Microsoft’s HoloLens, first shown off last year, aims to let you see much more than that: the headset displays fully realized 3D “holograms” of fictional characters, objects, models, charts, even games like Minecraft. These digital forms appear right in front of you, on your real-life desk or table or whatever room you’re in, while you’re wearing the HoloLens headset.
HoloLens Developer Edition promotional image
The distinction between augmented reality and virtual reality, which immerses you in a fully digital experience without giving you a view of the real world, is a subtle but important one. Whereas virtual reality closes you off from the outside world, augmented reality lets you see it, plus additional information (hence the “augmentation” of the name). Facebook is betting big on VR through its subsidiary Oculus VR, but right now, Microsoft is looking more to AR as the future of computing.
The $3,000 HoloLens Development Edition comes with several AR games and apps, some familiar and some completely new to the technological platform, including Skype, a video game called Young Conker (of Conker’s Bad Fur Day fame), another game called RoboRaid (robots that invade your room, previously shown off at Microsoft’s event last year), a new “crime drama” game called Fragments, the HoloStudio (which lets you create and view 3D holograms), and the Actiongram (which lets you “blend holographic content into real-world settings”).

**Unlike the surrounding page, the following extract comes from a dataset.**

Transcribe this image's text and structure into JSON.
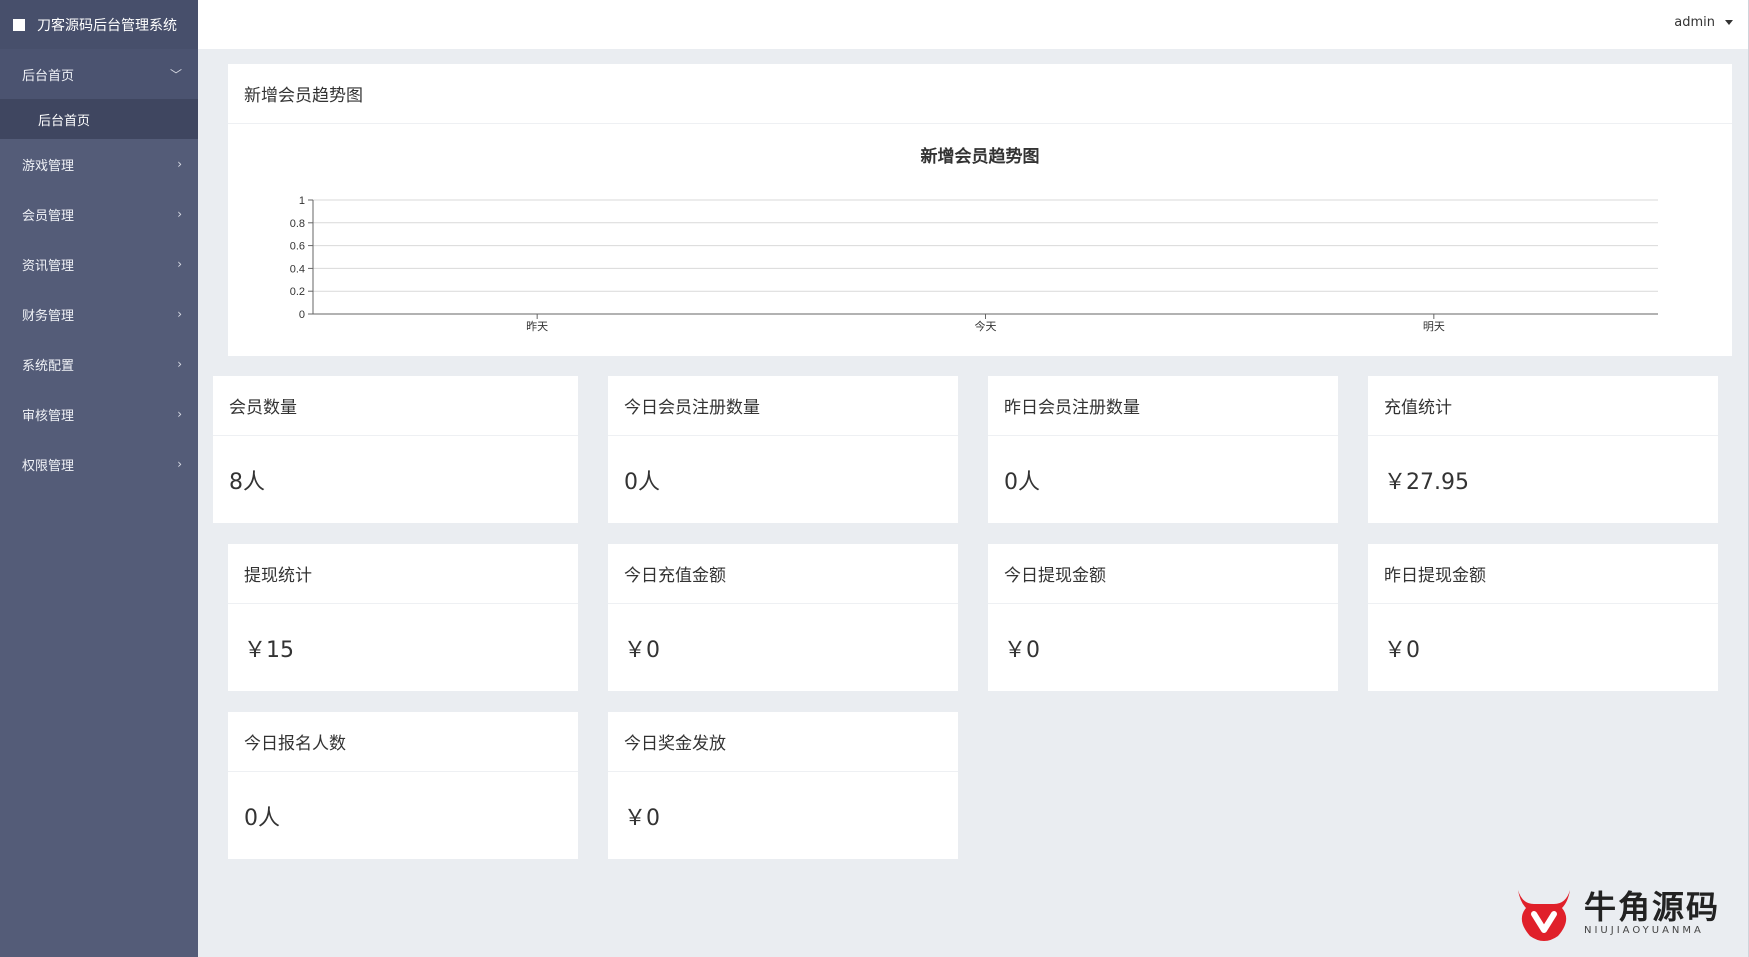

Interestingly, the Dev Edition doesn’t ship with Minecraft. Microsoft purchased the hit block-based building game for $2.5 billion in 2014, and previously showed off AR versions of Minecraft for HoloLens in several demos. Hopefully it will be coming to the platform sooner rather than later.